## Information given
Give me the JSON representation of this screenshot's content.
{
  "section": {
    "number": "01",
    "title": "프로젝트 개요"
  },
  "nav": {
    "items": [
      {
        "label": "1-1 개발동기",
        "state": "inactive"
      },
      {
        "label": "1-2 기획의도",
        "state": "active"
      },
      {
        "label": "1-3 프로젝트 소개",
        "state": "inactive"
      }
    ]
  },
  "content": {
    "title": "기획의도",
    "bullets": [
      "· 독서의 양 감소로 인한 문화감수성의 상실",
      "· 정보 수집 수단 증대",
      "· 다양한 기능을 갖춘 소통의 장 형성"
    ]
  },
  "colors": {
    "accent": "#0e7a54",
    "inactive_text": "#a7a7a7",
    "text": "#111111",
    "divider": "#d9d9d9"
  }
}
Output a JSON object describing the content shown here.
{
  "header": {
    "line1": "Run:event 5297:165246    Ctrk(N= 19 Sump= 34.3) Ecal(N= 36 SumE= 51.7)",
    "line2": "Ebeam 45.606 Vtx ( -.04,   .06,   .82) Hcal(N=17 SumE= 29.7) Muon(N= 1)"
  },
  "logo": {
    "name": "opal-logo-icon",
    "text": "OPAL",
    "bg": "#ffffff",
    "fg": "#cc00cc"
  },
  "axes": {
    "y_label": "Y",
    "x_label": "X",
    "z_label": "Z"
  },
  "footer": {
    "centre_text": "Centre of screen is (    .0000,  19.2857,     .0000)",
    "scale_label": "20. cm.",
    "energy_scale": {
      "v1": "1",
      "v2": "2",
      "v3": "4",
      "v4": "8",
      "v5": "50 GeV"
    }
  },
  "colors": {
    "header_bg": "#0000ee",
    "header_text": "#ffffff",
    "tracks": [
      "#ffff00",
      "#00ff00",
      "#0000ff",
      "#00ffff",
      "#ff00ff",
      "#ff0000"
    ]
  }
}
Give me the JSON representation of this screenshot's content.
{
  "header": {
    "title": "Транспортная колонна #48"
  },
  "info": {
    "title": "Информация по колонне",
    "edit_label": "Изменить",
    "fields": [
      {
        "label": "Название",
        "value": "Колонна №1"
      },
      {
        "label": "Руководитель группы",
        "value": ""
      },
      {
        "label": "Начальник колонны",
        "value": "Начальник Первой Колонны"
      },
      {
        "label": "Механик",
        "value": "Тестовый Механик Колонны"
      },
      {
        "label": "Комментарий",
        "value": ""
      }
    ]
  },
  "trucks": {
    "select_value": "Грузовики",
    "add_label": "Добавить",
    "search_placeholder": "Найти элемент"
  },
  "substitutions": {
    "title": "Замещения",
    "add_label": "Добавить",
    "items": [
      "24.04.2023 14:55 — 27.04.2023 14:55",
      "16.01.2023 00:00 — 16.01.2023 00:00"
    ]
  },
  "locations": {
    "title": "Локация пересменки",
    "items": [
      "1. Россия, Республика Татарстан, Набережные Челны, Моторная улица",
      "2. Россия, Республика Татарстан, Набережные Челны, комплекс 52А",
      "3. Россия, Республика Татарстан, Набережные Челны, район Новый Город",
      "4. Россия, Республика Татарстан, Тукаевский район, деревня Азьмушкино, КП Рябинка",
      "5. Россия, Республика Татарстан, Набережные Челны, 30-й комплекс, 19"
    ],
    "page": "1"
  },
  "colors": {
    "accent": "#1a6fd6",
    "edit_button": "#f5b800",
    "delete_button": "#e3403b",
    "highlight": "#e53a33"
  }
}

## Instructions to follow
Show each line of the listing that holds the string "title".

## Answer to the problem
    "title": "프로젝트 개요"
    "title": "기획의도",
    "title": "Транспортная колонна #48"
    "title": "Информация по колонне",
    "title": "Замещения",
    "title": "Локация пересменки",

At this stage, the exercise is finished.